The Wide World of English Demonyms

In most cases, when you start learning a language, you begin with basic vocabulary. Usually, this includes colors, numbers, foods, everyday items, and locations, which makes sense since they're some of the most useful words in every language. However, there's another category that I've noticed is almost always included in the initial stages of learning a language: nationalities, also known demonyms.

People love to use demonyms (and other labels) because they make it easier to identify and distinguish ourselves from others, so it's only natural that they're included in language courses. While you probably don't need to know all of these terms unless you have an incredibly diverse group of friends from around the world that you'll be talking about in your language classes, demonyms can still be handy to know for the future.
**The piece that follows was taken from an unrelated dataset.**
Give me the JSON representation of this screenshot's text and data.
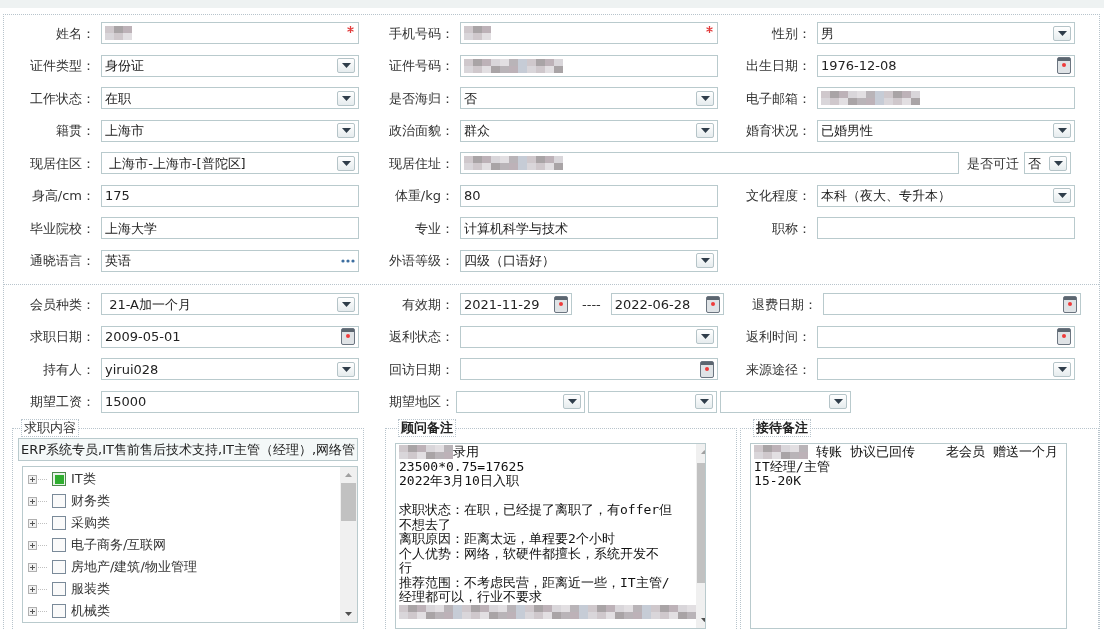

If you're learning English, then you'll need to remember that demonyms are usually created by combining the name of the location with a suffix, most of which are of Latin or Germanic origin. Below, we have a list of some of the most common suffixes, as well as examples.
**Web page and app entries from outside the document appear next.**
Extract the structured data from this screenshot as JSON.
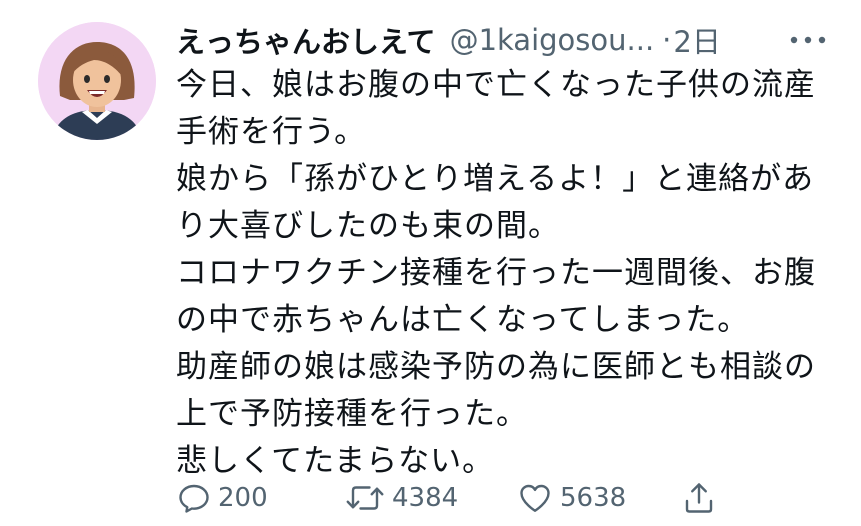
{
  "tweet": {
    "author": {
      "display_name": "えっちゃんおしえて",
      "handle": "@1kaigosou...",
      "separator": "·",
      "time": "2日"
    },
    "more_icon": "more-horizontal-icon",
    "body_lines": [
      "今日、娘はお腹の中で亡くなった子供の流産",
      "手術を行う。",
      "娘から「孫がひとり増えるよ！」と連絡があ",
      "り大喜びしたのも束の間。",
      "コロナワクチン接種を行った一週間後、お腹",
      "の中で赤ちゃんは亡くなってしまった。",
      "助産師の娘は感染予防の為に医師とも相談の",
      "上で予防接種を行った。",
      "悲しくてたまらない。"
    ],
    "actions": {
      "reply": {
        "icon": "reply-icon",
        "count": "200"
      },
      "retweet": {
        "icon": "retweet-icon",
        "count": "4384"
      },
      "like": {
        "icon": "heart-icon",
        "count": "5638"
      },
      "share": {
        "icon": "share-icon"
      }
    }
  },
  "colors": {
    "text": "#0f1419",
    "secondary": "#536471",
    "avatar_bg": "#f3d7f4"
  }
}
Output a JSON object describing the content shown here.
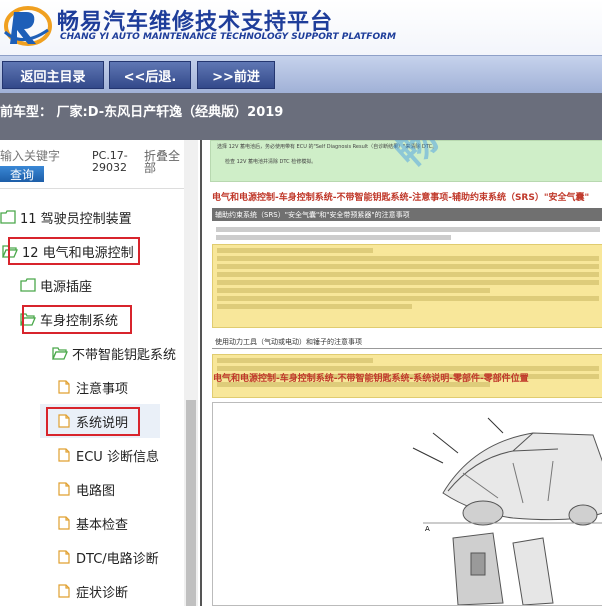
{
  "header": {
    "title_cn": "畅易汽车维修技术支持平台",
    "title_en": "CHANG YI AUTO MAINTENANCE TECHNOLOGY SUPPORT PLATFORM"
  },
  "nav": {
    "home": "返回主目录",
    "back": "<<后退.",
    "forward": ">>前进"
  },
  "vehicle_line": "前车型： 厂家:D-东风日产轩逸（经典版）2019",
  "search": {
    "placeholder": "输入关键字",
    "button": "查询",
    "pc_code": "PC.17-29032",
    "collapse_all": "折叠全部"
  },
  "tree": {
    "items": [
      {
        "label": "11 驾驶员控制装置",
        "type": "folder"
      },
      {
        "label": "12 电气和电源控制",
        "type": "folder-open"
      },
      {
        "label": "电源插座",
        "type": "folder"
      },
      {
        "label": "车身控制系统",
        "type": "folder-open"
      },
      {
        "label": "不带智能钥匙系统",
        "type": "folder-open"
      },
      {
        "label": "注意事项",
        "type": "doc"
      },
      {
        "label": "系统说明",
        "type": "doc"
      },
      {
        "label": "ECU 诊断信息",
        "type": "doc"
      },
      {
        "label": "电路图",
        "type": "doc"
      },
      {
        "label": "基本检查",
        "type": "doc"
      },
      {
        "label": "DTC/电路诊断",
        "type": "doc"
      },
      {
        "label": "症状诊断",
        "type": "doc"
      }
    ]
  },
  "document": {
    "watermark": "畅易汽",
    "note_text": "选择 12V 蓄电池后，务必使用带有 ECU 的\"Self Diagnosis Result（自诊断结果）\"来清除 DTC。",
    "note_text2": "检查 12V 蓄电池并清除 DTC 检修模拟。",
    "section1": "电气和电源控制-车身控制系统-不带智能钥匙系统-注意事项-辅助约束系统（SRS）\"安全气囊\"",
    "band1": "辅助约束系统（SRS）\"安全气囊\"和\"安全带预紧器\"的注意事项",
    "band2": "使用动力工具（气动或电动）和锤子的注意事项",
    "section2": "电气和电源控制-车身控制系统-不带智能钥匙系统-系统说明-零部件-零部件位置",
    "figure_label": "A"
  },
  "colors": {
    "brand_blue": "#1e3d9a",
    "highlight_red": "#d8242c",
    "section_red": "#c0392b",
    "note_green": "#cfeec8",
    "note_yellow": "#f8e79a"
  }
}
Parque del Este, a beautiful Venezuelan park in Caracas.
-an: Bolivian, Zimbabwean
-ian: Brazilian, Ecuadorian
-ese: Chinese, Senegalese
-i: Iraqi, Somali
-ish: Danish, Polish
-ene: Slovene
-ine: Argentine
-anian: Guamanian
-nian: Panamanian
-ard: Spaniard
-vian: Peruvian
-er: Icelander, New Yorker
-ite: Seoulite, Wisconsinite (most often used with cities/states)
-ino: Filipino (Philippines)
-eno: Angeleno (Los Angeles)
-gian: Norwegian, Glaswegian (Glasgow)
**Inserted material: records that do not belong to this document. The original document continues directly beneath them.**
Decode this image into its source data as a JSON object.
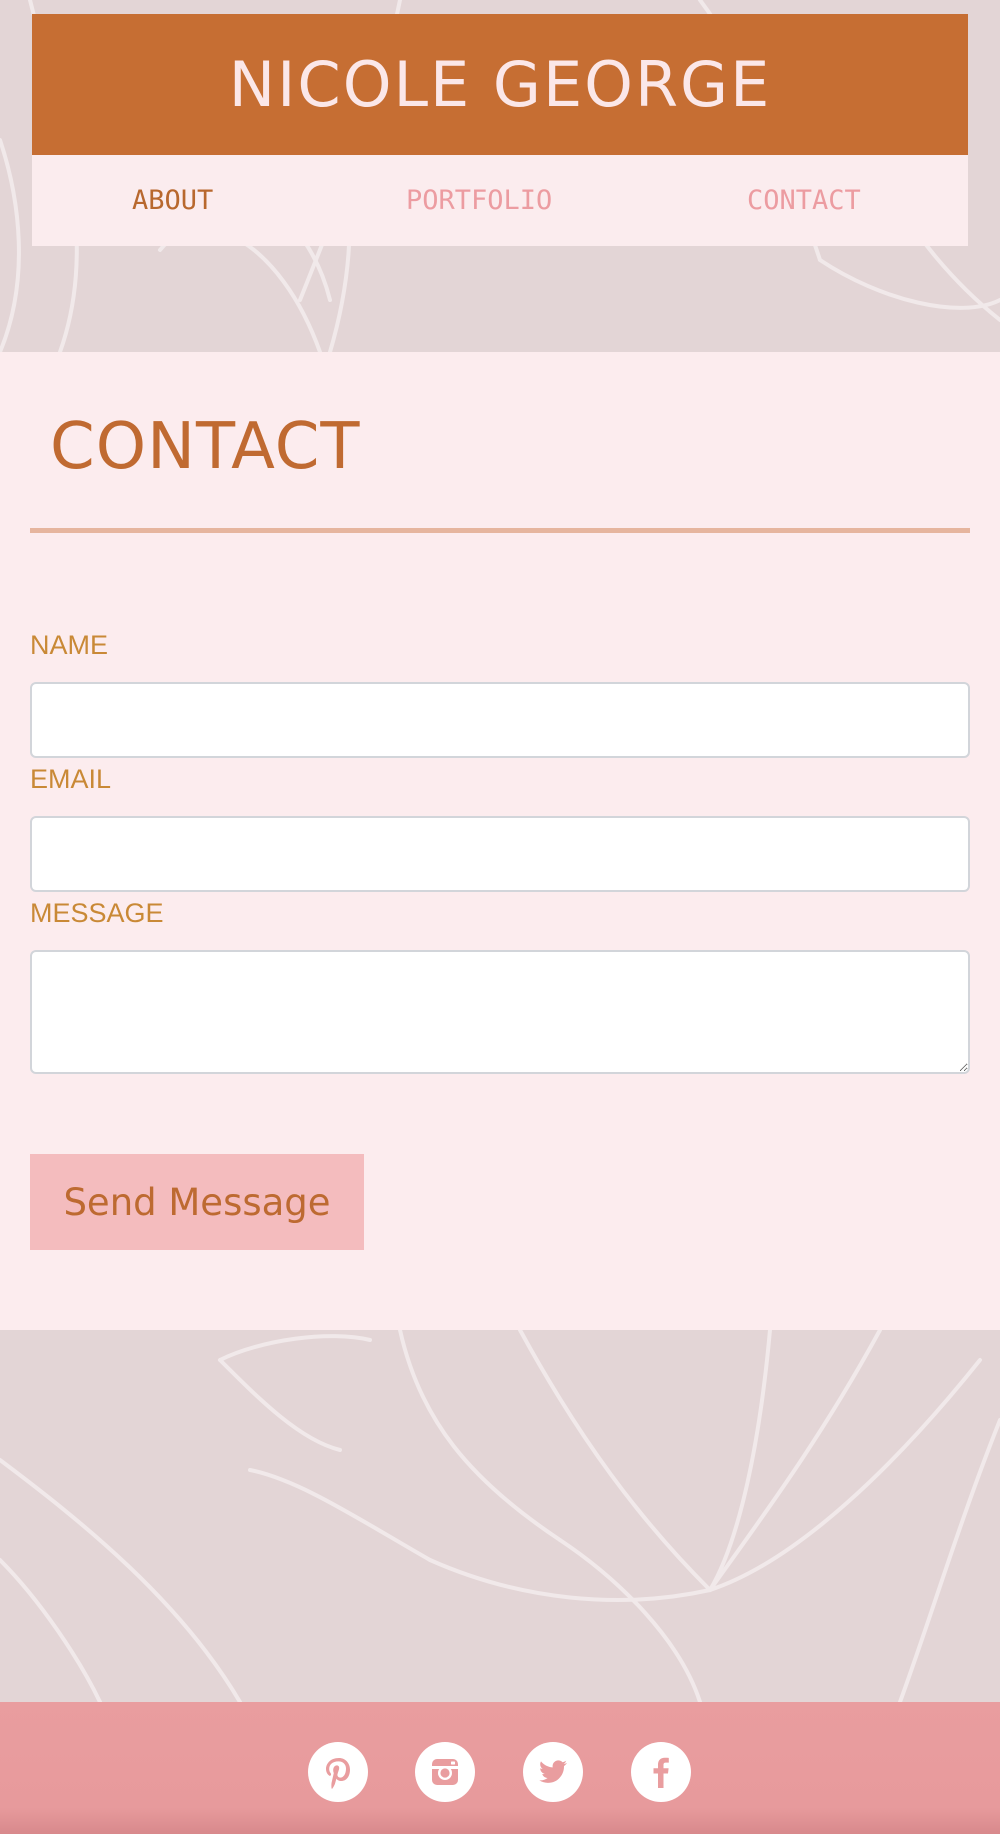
{
  "site": {
    "title": "NICOLE GEORGE"
  },
  "nav": {
    "items": [
      {
        "label": "ABOUT",
        "active": true
      },
      {
        "label": "PORTFOLIO",
        "active": false
      },
      {
        "label": "CONTACT",
        "active": false
      }
    ]
  },
  "contact": {
    "heading": "CONTACT",
    "fields": {
      "name": {
        "label": "NAME",
        "value": "",
        "placeholder": ""
      },
      "email": {
        "label": "EMAIL",
        "value": "",
        "placeholder": ""
      },
      "message": {
        "label": "MESSAGE",
        "value": "",
        "placeholder": ""
      }
    },
    "submit_label": "Send Message"
  },
  "footer": {
    "social": [
      {
        "icon": "pinterest-icon"
      },
      {
        "icon": "instagram-icon"
      },
      {
        "icon": "twitter-icon"
      },
      {
        "icon": "facebook-icon"
      }
    ]
  },
  "colors": {
    "brand_orange": "#c66e33",
    "nav_pink": "#ec9ca1",
    "panel_bg": "#fcecee",
    "label_gold": "#c98936",
    "button_pink": "#f4bcbe",
    "footer_pink": "#e99d9f",
    "page_bg": "#e3d5d6"
  }
}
There are also several other demonyms that are worth mentioning simply because they stand out from the rest:

Carioca: Rio de Janeiro, Brazil (Fluminense is used for those from the state of the same name)
Scouser: Liverpool, England (another option being Liverpudlian)
Geordie: Newcastle/Gateshead, England (or the much less popular Novocastrian, from Latin)
Brummie: Birmingham, England
Venetian: Venice, Italy (from Latin)
German: Germany (also from Latin, since the country's native name is Deutschland)

Finally, if you're interested in learning a bit about the issues involved in using the term "American" in reference to people from the United States, you can check out this post from last year.

Do you have any other favorite unusual demonyms that you'd like to share with us? Let us know in the comments!